There are online gettext .po editors and those you can install on your computer. You can choose whatever editor you want, but we prefer to work with free software only. There are too many plain text editors and tools to help you translate .po/.ts files to list here.


For high quality translations it is recommended to go through all of the steps given below. Although if you are not familiar with building apps using clickable, skip the steps 4. to 6. Although, you may not be able to translate the latest strings and you will not know if the strings fit into the apps layout.

How to proceed:

  1. Fork the apps repo into your GitHub or GitLab account

  2. Clone the repo locally or use GitLab’s online editor

  3. (optional) Create a new branch for the translation

  4. Build the app using clickable to get up-to-date .pot/.ts template files

  5. Update the desired .po/.ts language file(s) from the template

  6. Translate all strings

  7. Build and install the app on your device and test the translations

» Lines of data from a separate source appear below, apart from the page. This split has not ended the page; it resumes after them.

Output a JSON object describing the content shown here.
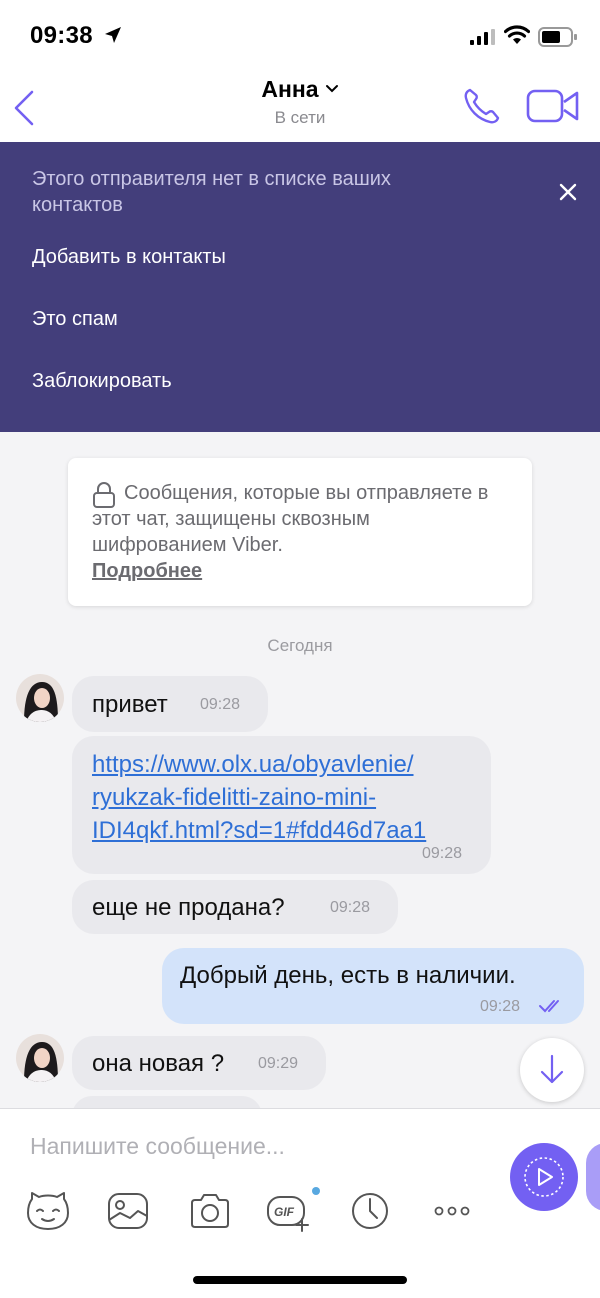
{
  "status_bar": {
    "time": "09:38"
  },
  "header": {
    "contact_name": "Анна",
    "contact_status": "В сети"
  },
  "banner": {
    "note": "Этого отправителя нет в списке ваших контактов",
    "actions": [
      "Добавить в контакты",
      "Это спам",
      "Заблокировать"
    ]
  },
  "chat": {
    "e2e_notice": "Сообщения, которые вы отправляете в этот чат, защищены сквозным шифрованием Viber.",
    "e2e_link": "Подробнее",
    "date_separator": "Сегодня",
    "messages": [
      {
        "direction": "in",
        "text": "привет",
        "time": "09:28"
      },
      {
        "direction": "in",
        "text": "https://www.olx.ua/obyavlenie/ryukzak-fidelitti-zaino-mini-IDI4qkf.html?sd=1#fdd46d7aa1",
        "link_lines": [
          "https://www.olx.ua/obyavlenie/",
          "ryukzak-fidelitti-zaino-mini-",
          "IDI4qkf.html?sd=1#fdd46d7aa1"
        ],
        "time": "09:28"
      },
      {
        "direction": "in",
        "text": "еще не продана?",
        "time": "09:28"
      },
      {
        "direction": "out",
        "text": "Добрый день, есть в наличии.",
        "time": "09:28",
        "status": "read"
      },
      {
        "direction": "in",
        "text": "она новая ?",
        "time": "09:29"
      }
    ]
  },
  "composer": {
    "placeholder": "Напишите сообщение...",
    "tools": [
      "sticker-icon",
      "gallery-icon",
      "camera-icon",
      "gif-icon",
      "timer-icon",
      "more-icon"
    ]
  },
  "colors": {
    "accent": "#7360f2",
    "banner": "#433e7b",
    "outgoing_bubble": "#d3e3fa",
    "incoming_bubble": "#e9e9ed",
    "link": "#2e6fd6"
  }
}
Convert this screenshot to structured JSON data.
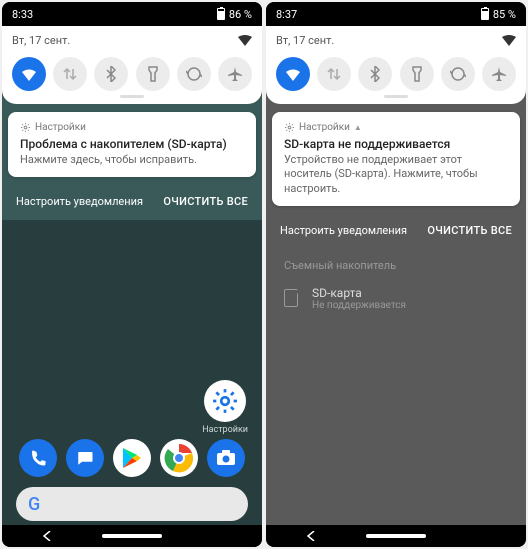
{
  "left": {
    "status": {
      "time": "8:33",
      "battery": "86 %"
    },
    "date": "Вт, 17 сент.",
    "qs": [
      "wifi",
      "data",
      "bluetooth",
      "flashlight",
      "rotate",
      "airplane"
    ],
    "notif": {
      "app": "Настройки",
      "title": "Проблема с накопителем (SD-карта)",
      "body": "Нажмите здесь, чтобы исправить."
    },
    "footer": {
      "manage": "Настроить уведомления",
      "clear": "ОЧИСТИТЬ ВСЕ"
    },
    "settings_label": "Настройки"
  },
  "right": {
    "status": {
      "time": "8:37",
      "battery": "85 %"
    },
    "date": "Вт, 17 сент.",
    "qs": [
      "wifi",
      "data",
      "bluetooth",
      "flashlight",
      "rotate",
      "airplane"
    ],
    "notif": {
      "app": "Настройки",
      "title": "SD-карта не поддерживается",
      "body": "Устройство не поддерживает этот носитель (SD-карта). Нажмите, чтобы настроить."
    },
    "footer": {
      "manage": "Настроить уведомления",
      "clear": "ОЧИСТИТЬ ВСЕ"
    },
    "section": "Съемный накопитель",
    "row": {
      "title": "SD-карта",
      "sub": "Не поддерживается"
    }
  }
}
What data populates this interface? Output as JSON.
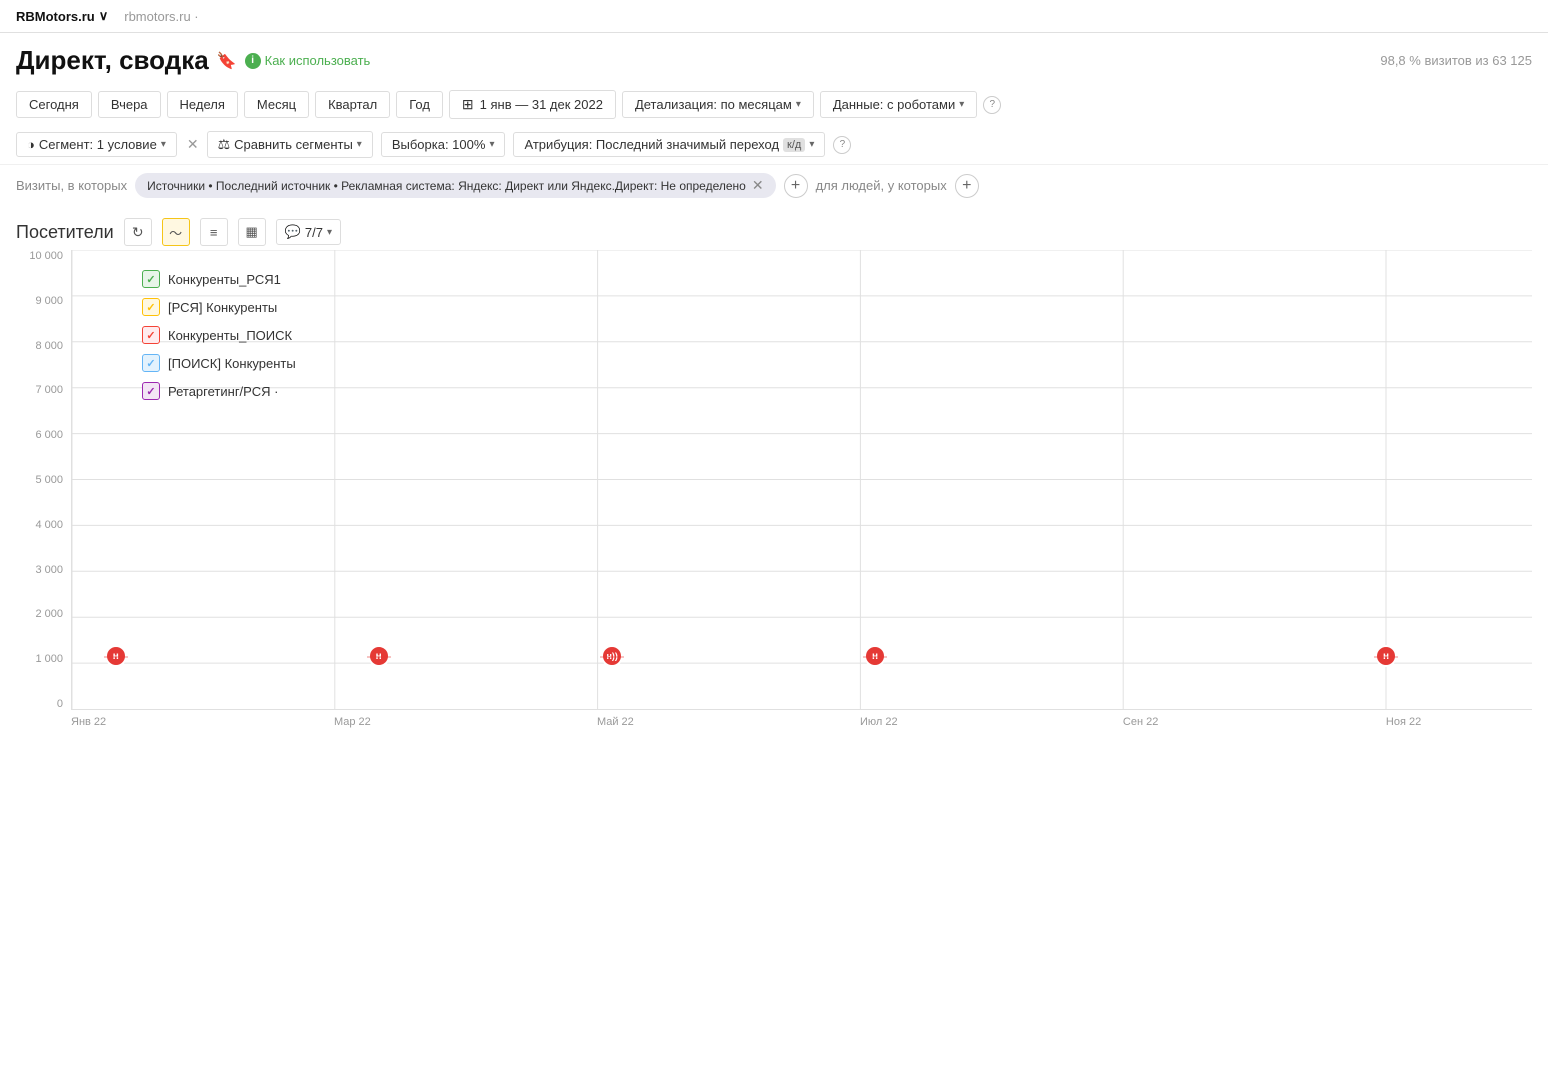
{
  "topbar": {
    "brand": "RBMotors.ru",
    "brand_arrow": "∨",
    "url": "rbmotors.ru ·"
  },
  "header": {
    "title": "Директ, сводка",
    "help_text": "Как использовать",
    "visit_stat": "98,8 % визитов из 63 125"
  },
  "filters": {
    "today": "Сегодня",
    "yesterday": "Вчера",
    "week": "Неделя",
    "month": "Месяц",
    "quarter": "Квартал",
    "year": "Год",
    "date_range": "1 янв — 31 дек 2022",
    "detail": "Детализация: по месяцам",
    "data": "Данные: с роботами"
  },
  "segment": {
    "label": "Сегмент: 1 условие",
    "compare": "Сравнить сегменты",
    "sample": "Выборка: 100%",
    "attribution": "Атрибуция: Последний значимый переход",
    "kd": "к/д"
  },
  "segment_filter": {
    "prefix": "Визиты, в которых",
    "tag": "Источники • Последний источник • Рекламная система: Яндекс: Директ или Яндекс.Директ: Не определено",
    "people_prefix": "для людей, у которых"
  },
  "visitors_section": {
    "title": "Посетители",
    "comments_label": "7/7"
  },
  "chart": {
    "y_labels": [
      "10 000",
      "9 000",
      "8 000",
      "7 000",
      "6 000",
      "5 000",
      "4 000",
      "3 000",
      "2 000",
      "1 000",
      "0"
    ],
    "x_labels": [
      {
        "label": "Янв 22",
        "pct": 0
      },
      {
        "label": "Мар 22",
        "pct": 18
      },
      {
        "label": "Май 22",
        "pct": 36
      },
      {
        "label": "Июл 22",
        "pct": 54
      },
      {
        "label": "Сен 22",
        "pct": 72
      },
      {
        "label": "Ноя 22",
        "pct": 90
      }
    ],
    "legend": [
      {
        "label": "Конкуренты_РСЯ1",
        "color": "#4caf50",
        "bg": "#e8f5e9",
        "check_color": "#4caf50"
      },
      {
        "label": "[РСЯ] Конкуренты",
        "color": "#ffc107",
        "bg": "#fff8e1",
        "check_color": "#ffc107"
      },
      {
        "label": "Конкуренты_ПОИСК",
        "color": "#f44336",
        "bg": "#ffebee",
        "check_color": "#f44336"
      },
      {
        "label": "[ПОИСК] Конкуренты",
        "color": "#64b5f6",
        "bg": "#e3f2fd",
        "check_color": "#64b5f6"
      },
      {
        "label": "Ретаргетинг/РСЯ ·",
        "color": "#9c27b0",
        "bg": "#f3e5f5",
        "check_color": "#9c27b0"
      }
    ],
    "notifications": [
      {
        "x_pct": 3,
        "label": "н"
      },
      {
        "x_pct": 21,
        "label": "н"
      },
      {
        "x_pct": 37,
        "label": "н)"
      },
      {
        "x_pct": 55,
        "label": "н"
      },
      {
        "x_pct": 90,
        "label": "н"
      }
    ]
  }
}
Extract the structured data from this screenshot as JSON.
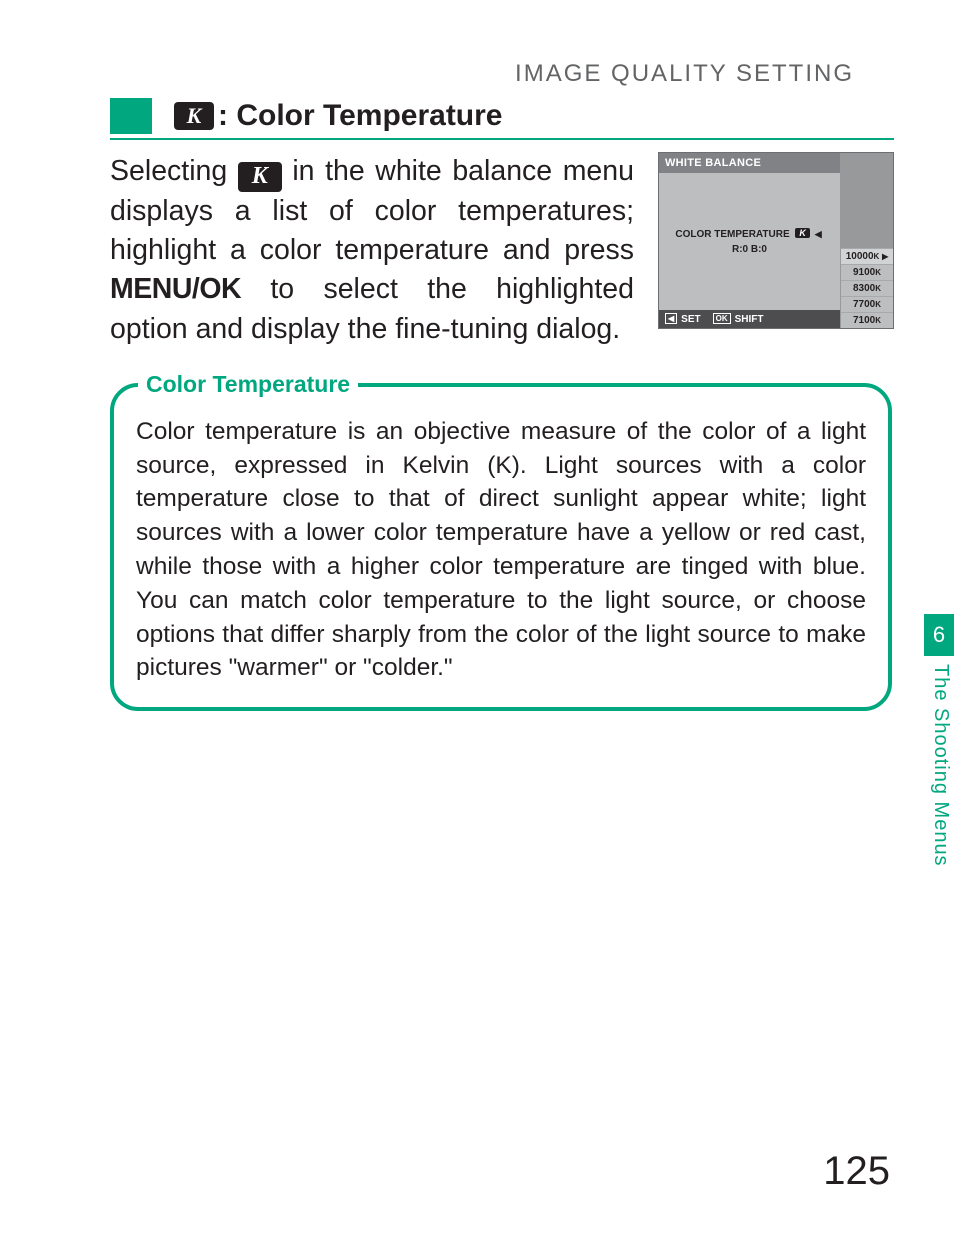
{
  "breadcrumb": "IMAGE QUALITY SETTING",
  "section": {
    "icon_letter": "K",
    "title_rest": ": Color Temperature"
  },
  "main_paragraph": {
    "p1": "Selecting ",
    "icon_letter": "K",
    "p2": " in the white balance menu displays a list of color temperatures; highlight a color temperature and press ",
    "menuok": "MENU/OK",
    "p3": " to select the highlighted option and display the fine-tuning dialog."
  },
  "lcd": {
    "title": "WHITE BALANCE",
    "row_label": "COLOR TEMPERATURE",
    "row_icon": "K",
    "arrow_l": "◀",
    "arrow_r": "▶",
    "shift": "R:0  B:0",
    "foot_set_icon": "◀",
    "foot_set": "SET",
    "foot_ok_icon": "OK",
    "foot_shift": "SHIFT",
    "temps": [
      "10000",
      "9100",
      "8300",
      "7700",
      "7100"
    ],
    "k_suffix": "K"
  },
  "info": {
    "legend": "Color Temperature",
    "text": "Color temperature is an objective measure of the color of a light source, expressed in Kelvin (K). Light sources with a color temperature close to that of direct sunlight appear white; light sources with a lower color temperature have a yellow or red cast, while those with a higher color temperature are tinged with blue. You can match color temperature to the light source, or choose options that differ sharply from the color of the light source to make pictures \"warmer\" or \"colder.\""
  },
  "chapter": {
    "number": "6",
    "label": "The Shooting Menus"
  },
  "page_number": "125"
}
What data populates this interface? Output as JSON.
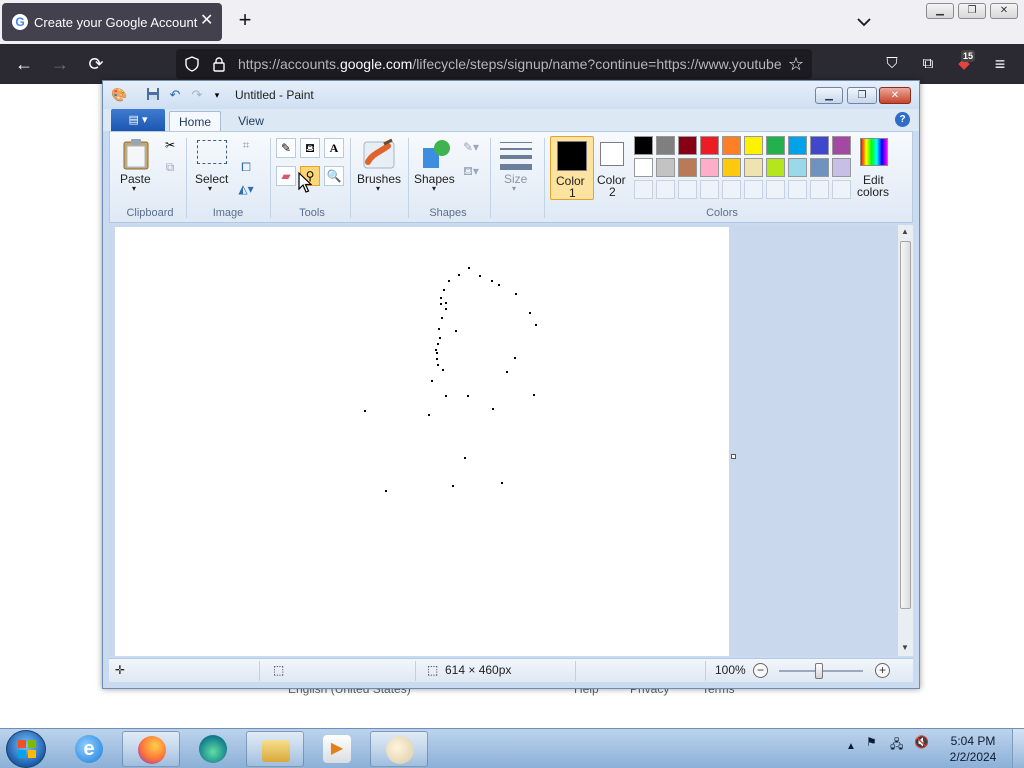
{
  "browser": {
    "tab_title": "Create your Google Account",
    "tab_favicon": "G",
    "url_prefix": "https://accounts.",
    "url_domain": "google.com",
    "url_suffix": "/lifecycle/steps/signup/name?continue=https://www.youtube",
    "extension_badge": "15"
  },
  "page": {
    "footer_language": "English (United States)",
    "footer_help": "Help",
    "footer_privacy": "Privacy",
    "footer_terms": "Terms"
  },
  "paint": {
    "title": "Untitled - Paint",
    "tabs": {
      "home": "Home",
      "view": "View"
    },
    "ribbon": {
      "paste": "Paste",
      "select": "Select",
      "brushes": "Brushes",
      "shapes": "Shapes",
      "size": "Size",
      "color1": "Color",
      "color1_num": "1",
      "color2": "Color",
      "color2_num": "2",
      "edit_colors": "Edit",
      "edit_colors_2": "colors",
      "groups": {
        "clipboard": "Clipboard",
        "image": "Image",
        "tools": "Tools",
        "shapes": "Shapes",
        "colors": "Colors"
      }
    },
    "palette_row1": [
      "#000000",
      "#7f7f7f",
      "#880015",
      "#ed1c24",
      "#ff7f27",
      "#fff200",
      "#22b14c",
      "#00a2e8",
      "#3f48cc",
      "#a349a4"
    ],
    "palette_row2": [
      "#ffffff",
      "#c3c3c3",
      "#b97a57",
      "#ffaec9",
      "#ffc90e",
      "#efe4b0",
      "#b5e61d",
      "#99d9ea",
      "#7092be",
      "#c8bfe7"
    ],
    "status": {
      "canvas_size": "614 × 460px",
      "zoom": "100%"
    }
  },
  "taskbar": {
    "time": "5:04 PM",
    "date": "2/2/2024"
  }
}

  8. (optional) Repeat steps 6. and 7. until you are satisfied with your work

  9. Push the translated .po/.ts file(s) to your forked repo [do NOT commit .pot/.ts template files]

  10. Open a merge/pull request from your fork to the apps repo

Translation Team Communication#

You may talk to others regarding translations by using the forum category that UBports provides for this task. To use it you need to register, or login if you’re registered already.

The only requirement is to start your post putting down your language in brackets in the “Enter your topic title here” field. For example, [Spanish] How to translate whatever?

In your interactions with your team you’ll find the best way to coordinate your translations.


All the translation projects, and all your contributions to this project, are under a Creative Commons Attribution-ShareAlike 4.0 International (CC BY-SA 4.0) license that you explicitly accept by contributing to the project.

Go to that link to learn what this exactly means.